Emancipation is one of the most important holidays in the Jamaican calendar. It marks the freedom of slaves in 1934. This was a hallelujah day!

What followed was not hallelujah, however. The emancipated slaves, in most cases, refused to work on the sugar estates, even though under the new arrangement they would be paid. The pay was very small and they preferred to find lands and strike out on their own. The result was that without capital and with marginal lands they
barely survived.

All this came to a head when, some 30 years later in 1865, the Morant Bay Rebellion occurred as a protest against the social and economic conditions in the country. Following the protests, the system of Government changed and Jamaica willingly became a colony of the British Government again, hoping for better conditions. But conditions failed to improve markedly for the poor. In 1938, 100 years after Emancipation, things came to a head again, as a series of strikes occurred in protest. These protests led to a change in the system of Government once more, as Jamaica moved to the goal of self-government then independence.
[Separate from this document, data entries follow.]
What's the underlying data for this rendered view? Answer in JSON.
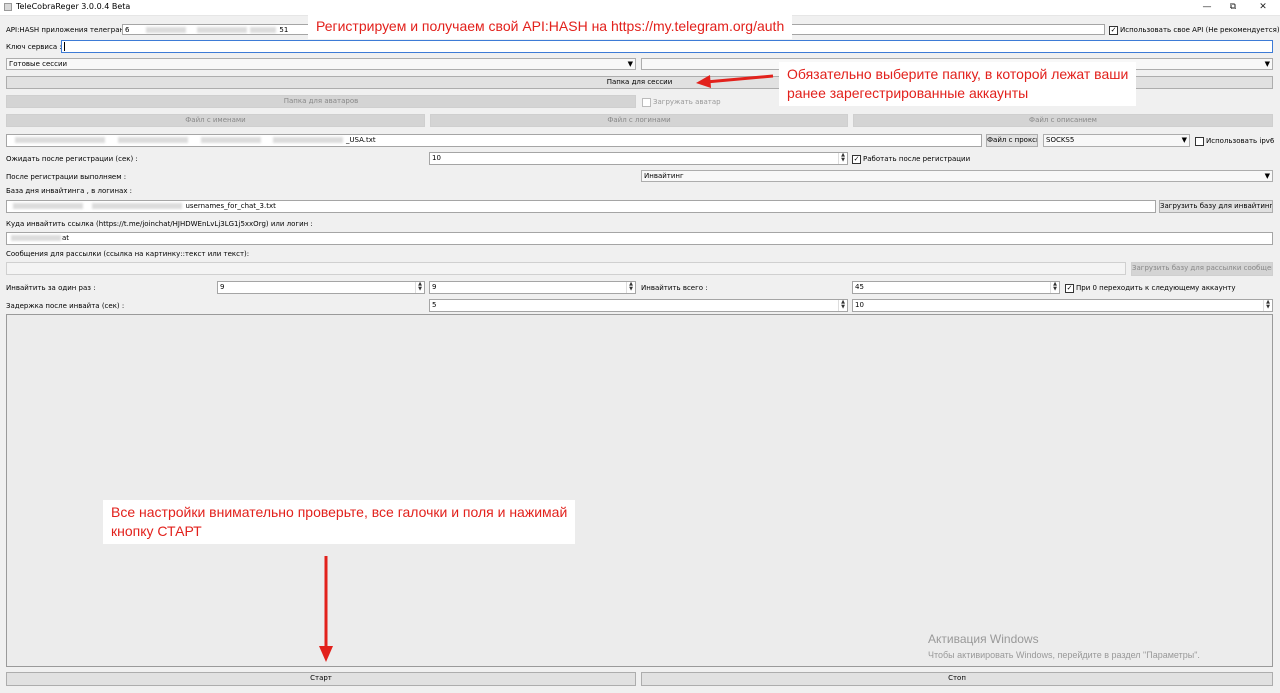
{
  "window": {
    "title": "TeleCobraReger 3.0.0.4 Beta",
    "controls": [
      "—",
      "⧉",
      "✕"
    ]
  },
  "api_hash": {
    "label": "API:HASH приложения телегран :",
    "value_start": "6",
    "value_end": "51",
    "checkbox_label": "Использовать свое API (Не рекомендуется)",
    "checked": true
  },
  "service_key": {
    "label": "Ключ сервиса :",
    "value": ""
  },
  "sessions": {
    "selected": "Готовые сессии",
    "second_selected": "",
    "folder_button": "Папка для сессии"
  },
  "avatars": {
    "folder_button": "Папка для аватаров",
    "upload_checkbox": "Загружать аватар",
    "checked": false
  },
  "files": {
    "names_button": "Файл с именами",
    "logins_button": "Файл с логинами",
    "description_button": "Файл с описанием"
  },
  "proxy": {
    "file_value": "_USA.txt",
    "file_button": "Файл с прокси",
    "type": "SOCKS5",
    "ipv6_label": "Использовать ipv6",
    "ipv6_checked": false
  },
  "wait_after_registration": {
    "label": "Ожидать после регистрации (сек) :",
    "value": "10",
    "work_checkbox": "Работать после регистрации",
    "work_checked": true
  },
  "after_registration": {
    "label": "После регистрации выполняем :",
    "action": "Инвайтинг"
  },
  "invite_base": {
    "label": "База дня инвайтинга , в логинах :",
    "value": "usernames_for_chat_3.txt",
    "load_button": "Загрузить базу для инвайтинга"
  },
  "invite_target": {
    "label": "Куда инвайтить ссылка (https://t.me/joinchat/HJHDWEnLvLj3LG1j5xxOrg) или логин :",
    "value": "at"
  },
  "mailing": {
    "label": "Сообщения для рассылки (ссылка на картинку::текст или текст):",
    "value": "",
    "load_button": "Загрузить базу для рассылки сообщени"
  },
  "invite_once": {
    "label": "Инвайтить за один раз :",
    "from": "9",
    "to": "9",
    "total_label": "Инвайтить всего :",
    "total": "45",
    "next_account_checkbox": "При 0 переходить к следующему аккаунту",
    "next_account_checked": true
  },
  "invite_delay": {
    "label": "Задержка после инвайта (сек) :",
    "from": "5",
    "to": "10"
  },
  "actions": {
    "start": "Старт",
    "stop": "Стоп"
  },
  "annotations": {
    "api_hash_note": "Регистрируем и получаем свой API:HASH на https://my.telegram.org/auth",
    "folder_note_line1": "Обязательно выберите папку, в которой лежат ваши",
    "folder_note_line2": "ранее зарегестрированные аккаунты",
    "start_note_line1": "Все настройки внимательно проверьте, все галочки и поля и нажимай",
    "start_note_line2": "кнопку СТАРТ"
  },
  "watermark": {
    "title": "Активация Windows",
    "subtitle": "Чтобы активировать Windows, перейдите в раздел \"Параметры\"."
  },
  "colors": {
    "annotation": "#e2211c",
    "focus_border": "#3d7bd6"
  }
}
Unlike the periods after 1834 and 1865 when little improvements occurred for the poorer class of people, there has been some forward movement since 1938. Trade unions have secured better wages and working conditions. Through the political process, better social conditions exist, although the pace of improvements have been slow and the gains have been inadequate.

One of the greatest improvements achieved since emancipation is the emergence of a significant Jamaican middle class over the past half a century. The children of the poor used education to “step up eena life”, and wider opportunities in business, not available before, allowed poorer people to improve their financial means. Countless thousands of successful people today can trace their origins to humble beginnings two generation ago.

In this sense, Emancipation eventually provided a new life for a great many Jamaicans after decades of struggle by generations of their forefathers.

We must build now on this emerging, broader foundation by wider education and greater opportunities to participate in the economy.

Despite these notable gains, however, we still classify one-fifth of the population as poor and a great number as nearly poor. The transformation, from poverty to substance with upward social mobility is not over by any means. It is simply underway.

The challenge before us now is to expedite this process so that poverty and social degradation will be one day so reduced that few will be left out of the process of betterment for themselves and their children.

This is not only a challenge but a vision for the future.

May this Emancipation Day echo the joy which it brought to the people of Jamaica 164 years ago.